Labor force participation has been falling since peaking at 67.3 percent in 2000. That’s partly the result of baby boomers retiring and dropping out of the workforce.
Joseph LaVorgna, chief U.S. economist at Deutsche Bank Securities, thinks an improving job market will lead more Americans to seek jobs. He predicts that the participation rate will level off around 63.5 percent.
The unemployment rate is derived from a survey of households, which found that more people started looking for work in May. Because some didn’t find jobs right away, the number of unemployed rose 101,000 to 11.7 million.
The job gain for the month is calculated from a separate survey of employers.
Some signs in the report suggested that the federal government’s deep spending cuts in domestic and defense programs and scant growth in much of the rest of the world are weighing on the U.S. job market. Weakness overseas has slowed demand for U.S. exports.

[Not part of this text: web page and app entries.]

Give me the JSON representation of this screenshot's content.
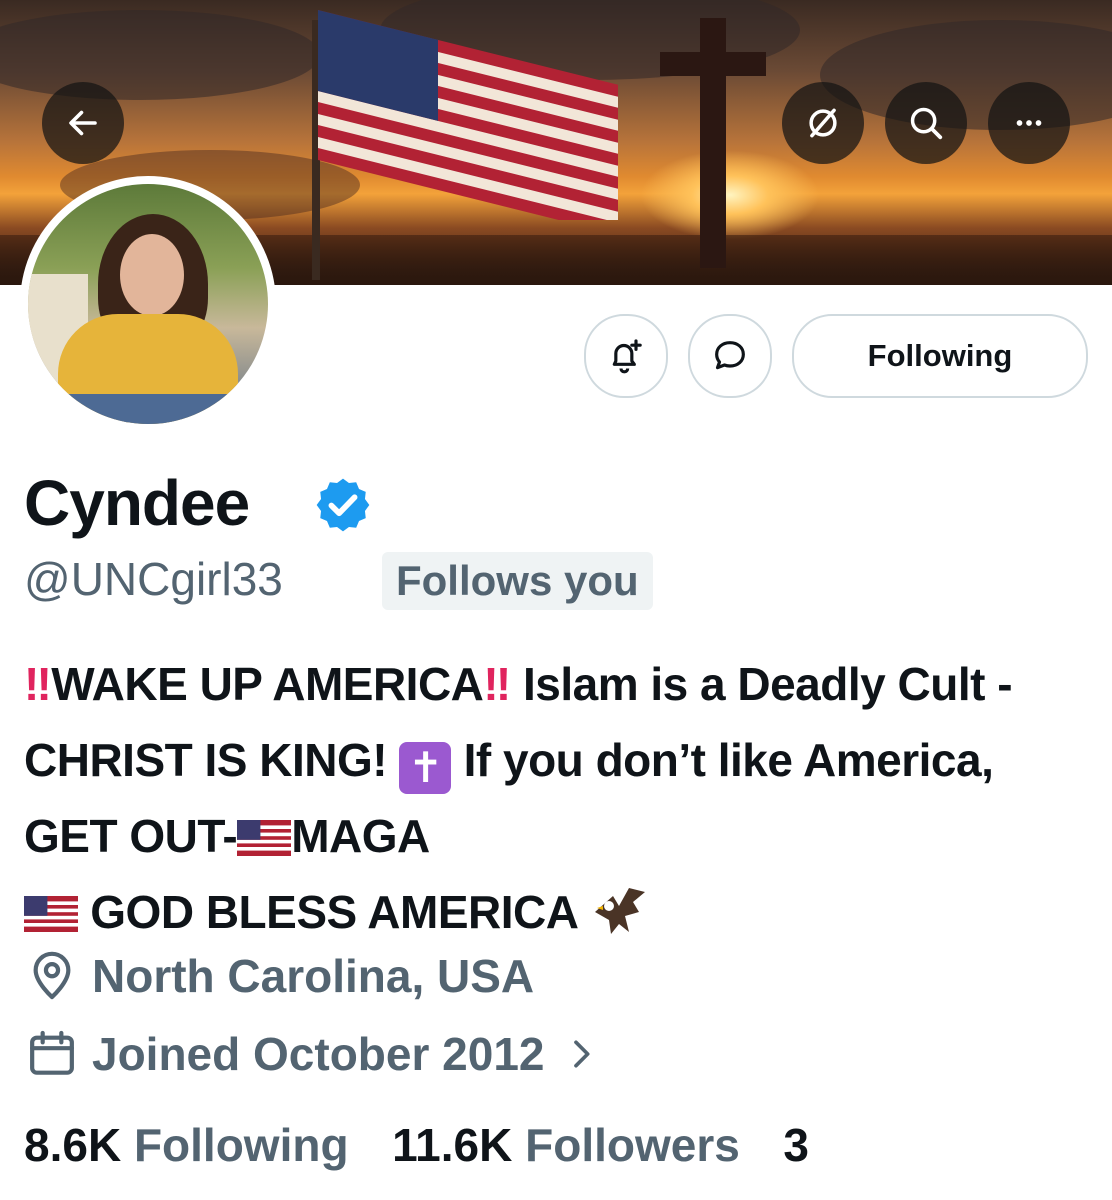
{
  "header": {
    "back_icon": "arrow-left-icon",
    "grok_icon": "slash-circle-icon",
    "search_icon": "search-icon",
    "more_icon": "more-horizontal-icon"
  },
  "profile": {
    "name": "Cyndee",
    "handle": "@UNCgirl33",
    "follows_you": "Follows you",
    "verified": true,
    "verified_color": "#1d9bf0",
    "bio": {
      "part1": "WAKE UP AMERICA",
      "part2": " Islam is a Deadly Cult - CHRIST IS KING! ",
      "part3": " If you don’t like America, GET OUT-",
      "part4": "MAGA ",
      "part5": " GOD BLESS AMERICA "
    },
    "location": "North Carolina, USA",
    "joined": "Joined October 2012",
    "stats": {
      "following_count": "8.6K",
      "following_label": "Following",
      "followers_count": "11.6K",
      "followers_label": "Followers",
      "subscriptions_count": "3"
    }
  },
  "actions": {
    "notify_icon": "bell-plus-icon",
    "message_icon": "message-bubble-icon",
    "following_label": "Following"
  },
  "colors": {
    "text_primary": "#0f1419",
    "text_secondary": "#536471",
    "border": "#cfd9de",
    "badge_bg": "#eff3f4",
    "bang": "#e0245e"
  }
}
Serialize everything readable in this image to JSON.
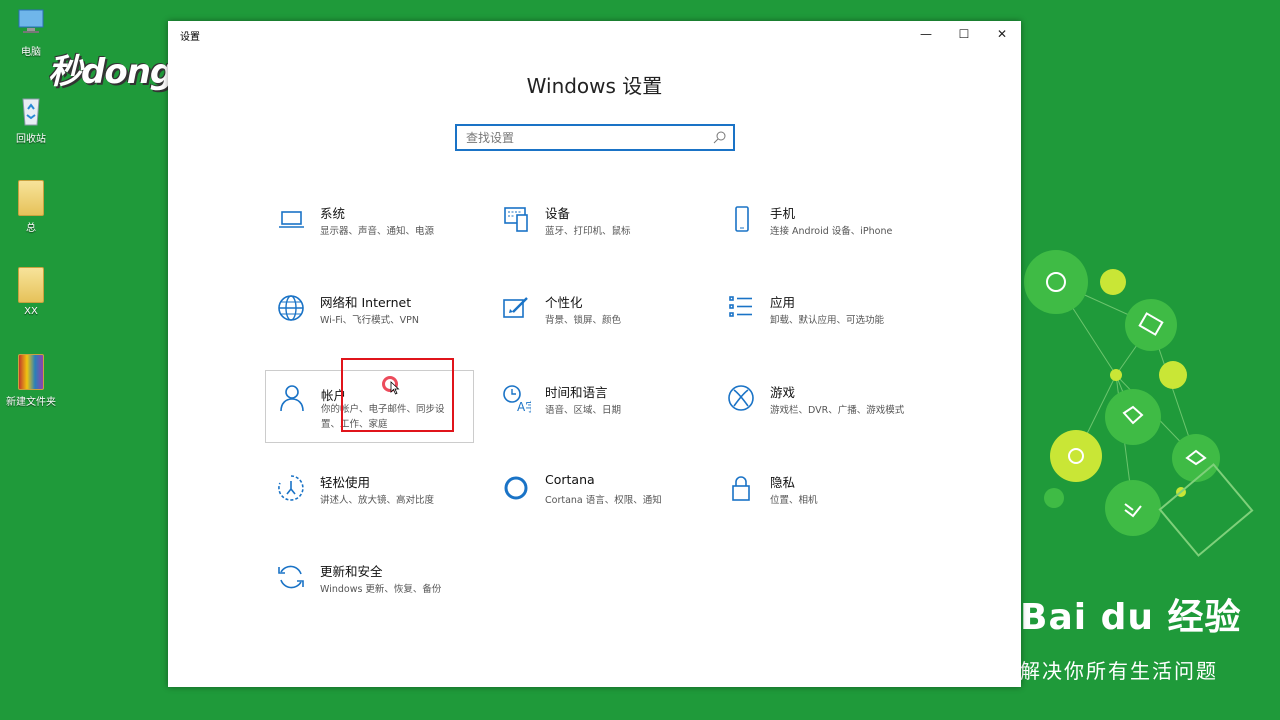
{
  "desktop": {
    "icons": [
      {
        "label": "电脑",
        "icon": "computer-icon"
      },
      {
        "label": "回收站",
        "icon": "recycle-bin-icon"
      },
      {
        "label": "总",
        "icon": "folder-icon"
      },
      {
        "label": "XX",
        "icon": "folder-icon"
      },
      {
        "label": "新建文件夹",
        "icon": "folder-icon"
      }
    ],
    "background_color": "#1f9a3a"
  },
  "watermark": {
    "logo_text": "秒dong视频"
  },
  "window": {
    "title": "设置",
    "controls": {
      "minimize": "—",
      "maximize": "☐",
      "close": "✕"
    },
    "heading": "Windows 设置",
    "search": {
      "placeholder": "查找设置",
      "icon": "search-icon"
    },
    "accent": "#1a73c6",
    "categories": [
      {
        "title": "系统",
        "desc": "显示器、声音、通知、电源",
        "icon": "laptop-icon"
      },
      {
        "title": "设备",
        "desc": "蓝牙、打印机、鼠标",
        "icon": "keyboard-device-icon"
      },
      {
        "title": "手机",
        "desc": "连接 Android 设备、iPhone",
        "icon": "phone-icon"
      },
      {
        "title": "网络和 Internet",
        "desc": "Wi-Fi、飞行模式、VPN",
        "icon": "globe-icon"
      },
      {
        "title": "个性化",
        "desc": "背景、锁屏、颜色",
        "icon": "paint-icon"
      },
      {
        "title": "应用",
        "desc": "卸载、默认应用、可选功能",
        "icon": "apps-list-icon"
      },
      {
        "title": "帐户",
        "desc": "你的帐户、电子邮件、同步设置、工作、家庭",
        "icon": "person-icon"
      },
      {
        "title": "时间和语言",
        "desc": "语音、区域、日期",
        "icon": "time-language-icon"
      },
      {
        "title": "游戏",
        "desc": "游戏栏、DVR、广播、游戏模式",
        "icon": "xbox-icon"
      },
      {
        "title": "轻松使用",
        "desc": "讲述人、放大镜、高对比度",
        "icon": "ease-of-access-icon"
      },
      {
        "title": "Cortana",
        "desc": "Cortana 语言、权限、通知",
        "icon": "cortana-icon"
      },
      {
        "title": "隐私",
        "desc": "位置、相机",
        "icon": "lock-icon"
      },
      {
        "title": "更新和安全",
        "desc": "Windows 更新、恢复、备份",
        "icon": "update-icon"
      }
    ]
  },
  "annotation": {
    "highlight_color": "#e0141b"
  },
  "brand": {
    "name": "Bai du 经验",
    "slogan": "解决你所有生活问题"
  }
}
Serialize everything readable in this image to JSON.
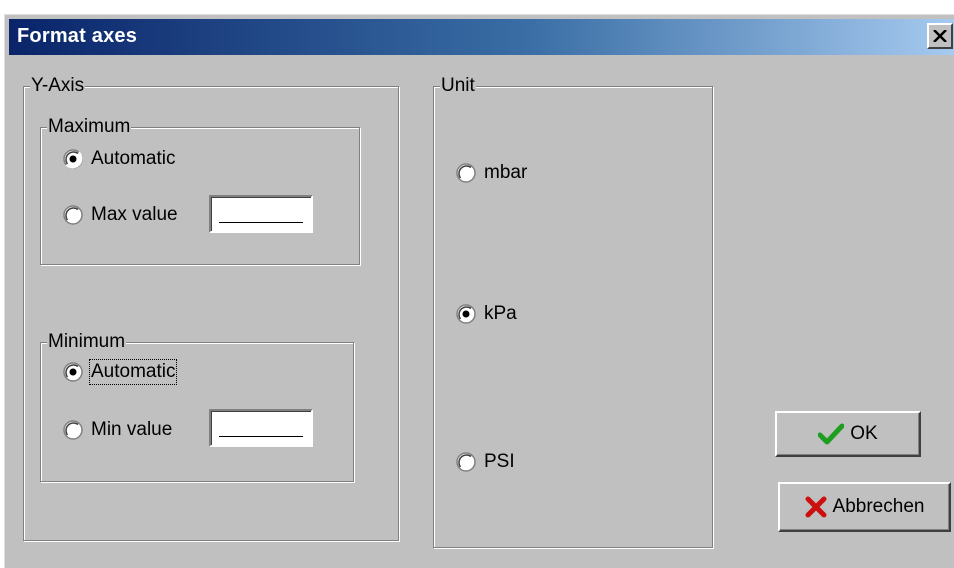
{
  "window": {
    "title": "Format axes",
    "close_icon": "close-icon"
  },
  "y_axis": {
    "title": "Y-Axis",
    "maximum": {
      "title": "Maximum",
      "options": [
        {
          "label": "Automatic",
          "checked": true
        },
        {
          "label": "Max value",
          "checked": false
        }
      ],
      "value": ""
    },
    "minimum": {
      "title": "Minimum",
      "options": [
        {
          "label": "Automatic",
          "checked": true,
          "focused": true
        },
        {
          "label": "Min value",
          "checked": false
        }
      ],
      "value": ""
    }
  },
  "unit": {
    "title": "Unit",
    "options": [
      {
        "label": "mbar",
        "checked": false
      },
      {
        "label": "kPa",
        "checked": true
      },
      {
        "label": "PSI",
        "checked": false
      }
    ]
  },
  "buttons": {
    "ok": {
      "label": "OK",
      "icon": "checkmark-icon",
      "icon_color": "#1e9e1e"
    },
    "cancel": {
      "label": "Abbrechen",
      "icon": "x-icon",
      "icon_color": "#cc1010"
    }
  },
  "colors": {
    "face": "#c0c0c0",
    "title_start": "#0a246a",
    "title_end": "#a6caf0"
  }
}
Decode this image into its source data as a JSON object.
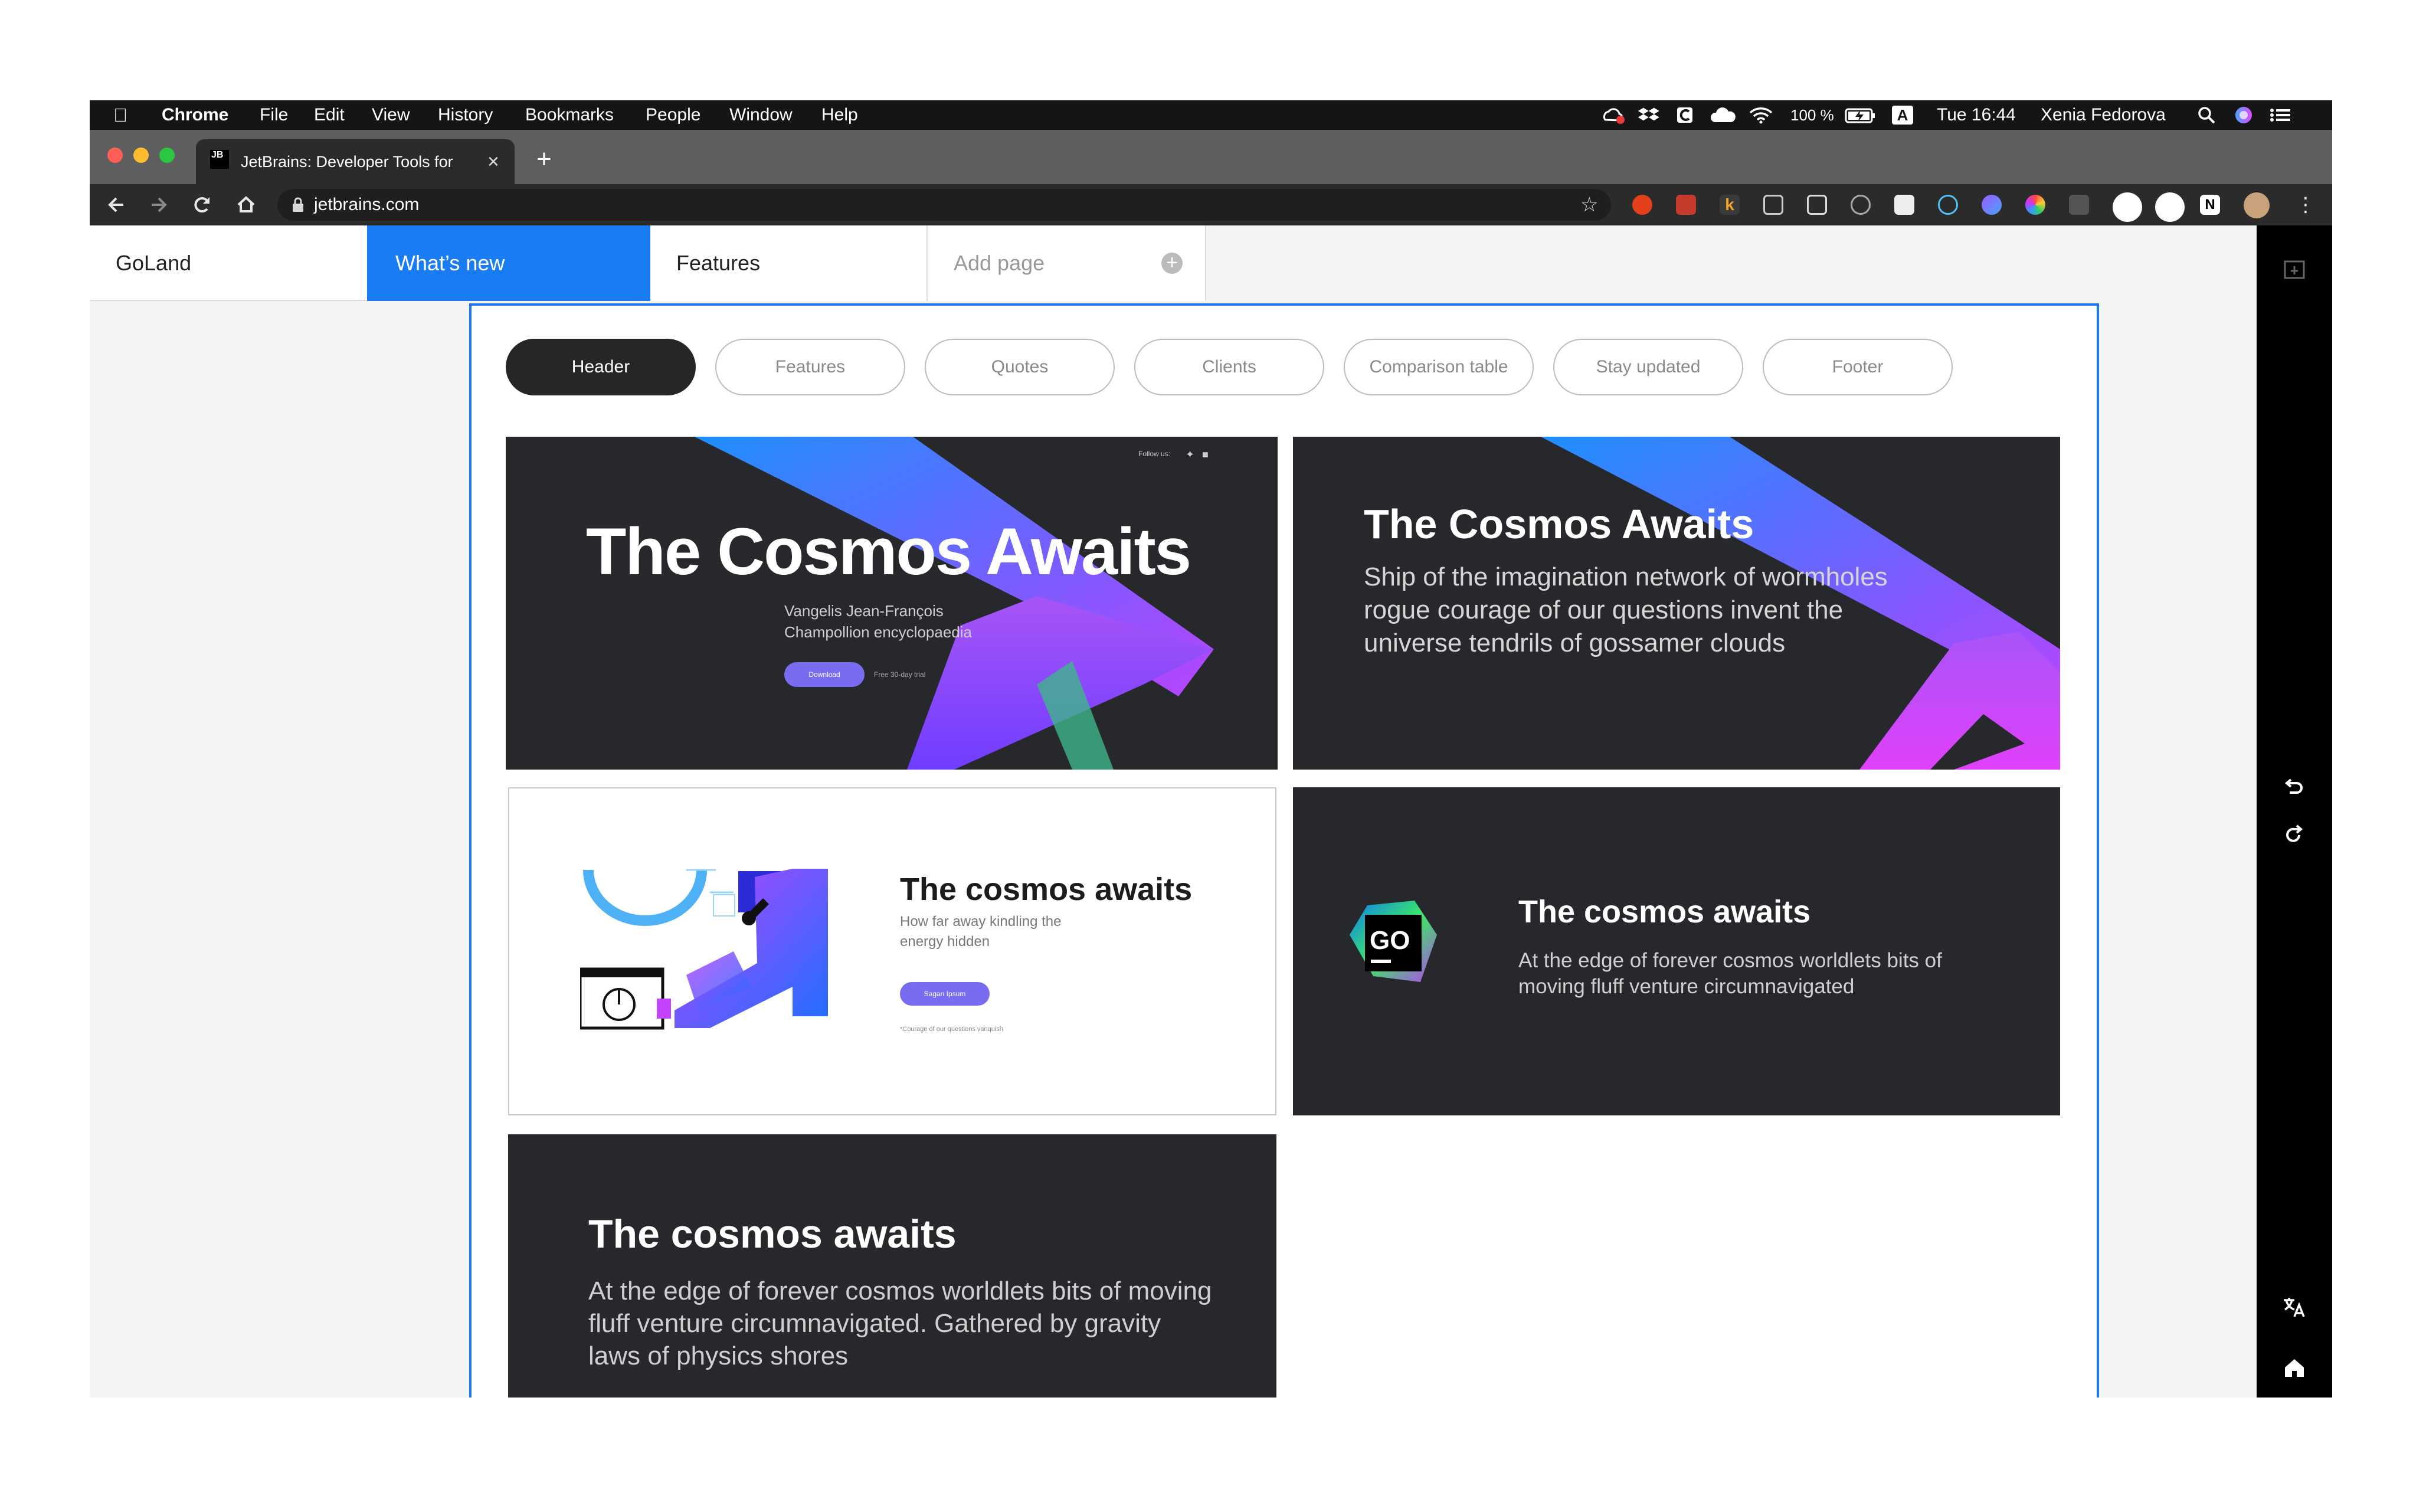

Manufacturers cut 8,000 jobs. The federal government shed 14,000. Both were the third straight month of cuts for those industries. Over the past three months, the federal government has cut 45,000 jobs.
The number of temporary jobs rose by about 26,000. The economy has added temporary jobs for eight straight months, suggesting that employers are responding to more demand but aren’t confident enough to hire permanent workers.
Industries that rely directly on consumer spending hired at a healthy pace — a sign of confidence that consumers will keep spending. Retailers added 28,000 jobs. Restaurants added 38,000.